So she studiously avoided thinking about the lattice ship, about the journey they’d had across the Empire with the Petey B. It was like not thinking of pink Fanderbags.

She was so busy not thinking about it that she nearly walked into the woman whom she’d last seen wearing a cone shaped blonde wig. She had curly auburn hair now, but it was the same woman. She also plainly recognized Goth.

“Hello little girl,” she said, clutching Goth’s arm. “You look thirsty. Can I get you something to drink?”

Goth shook the hand off. She hated being called little girl at the best of times. Her look made the woman start back. “No,” she said coldly.

And then it occurred to her that she might be able to extract some information from her. Best to play it cautiously, for now. “I am not thirsty. Thank you.”

“It’s very late for you to be out. It’s not really safe for a young girl to be out the street after dark.”

Huh. Not with you around, thought Goth. But, in general, she thought Nikkeldepain was probably one of the safest worlds she’d ever been on. It was the kind of place where even the thought of crime was just too complicated.

“I’m fine. I live near here,” she said crossly. “And they’re expecting me. Goodbye.” She walked off, around the corner, and then used light shift to make herself look like an elderly man she’d seen earlier.

A few seconds later the woman appeared, talking into her wrist communicator. She looked up when she saw the lightshifted Goth. “Hello gramps,” she said curtly. “Have you seen a young girl come this way. Brown eyes. Sharpish chin?”

Goth didn’t want to try imitating an old man’s voice as well as his appearance. The more klatha powers of imitation you used, the harder it was to do each of them properly — and the energy requirement was exponential, not simply additive. So she just pointed toward a side street and continued shuffling on her way.

The woman did a rapid U-turn and was back around the corner in a few seconds. Goth followed in no-shape. Now, maybe, she could get close enough to listen in on the women’s communicator conversation.

“… snooping around here,” said the woman. Goth listened but could not hear the reply. “The reason you can’t find her on the police records system could just be that she’s working with them, Mirko.”

Her informant replied.

“Well. That leaves the lattice ship,” said the woman, “although why the circus people would have an interest in the target is beyond me. I admit it’s good cover, though. Look, I think tonight is off. There’s only one window and unless you’ve got the Rubilon three to dope them –”
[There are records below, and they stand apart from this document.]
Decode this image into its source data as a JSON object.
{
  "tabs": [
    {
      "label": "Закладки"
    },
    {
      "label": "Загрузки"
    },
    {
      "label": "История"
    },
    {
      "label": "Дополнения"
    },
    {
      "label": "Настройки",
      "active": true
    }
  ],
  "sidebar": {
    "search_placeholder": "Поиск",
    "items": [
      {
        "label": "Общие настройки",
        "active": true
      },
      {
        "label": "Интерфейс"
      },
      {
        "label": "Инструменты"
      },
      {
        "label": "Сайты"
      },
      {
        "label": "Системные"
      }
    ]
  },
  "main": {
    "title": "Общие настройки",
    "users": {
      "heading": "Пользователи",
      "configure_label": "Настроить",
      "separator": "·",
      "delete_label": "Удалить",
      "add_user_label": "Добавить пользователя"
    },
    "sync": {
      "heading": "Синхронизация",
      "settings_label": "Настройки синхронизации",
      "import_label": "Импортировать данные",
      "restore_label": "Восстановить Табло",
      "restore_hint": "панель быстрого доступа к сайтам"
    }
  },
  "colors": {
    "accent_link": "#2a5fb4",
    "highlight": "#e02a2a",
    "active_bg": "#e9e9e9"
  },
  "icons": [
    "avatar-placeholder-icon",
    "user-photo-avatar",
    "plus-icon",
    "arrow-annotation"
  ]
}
Mirkon plainly interrupted. “Don’t make your problems mine!” said the woman crossly, getting into a parked aircar.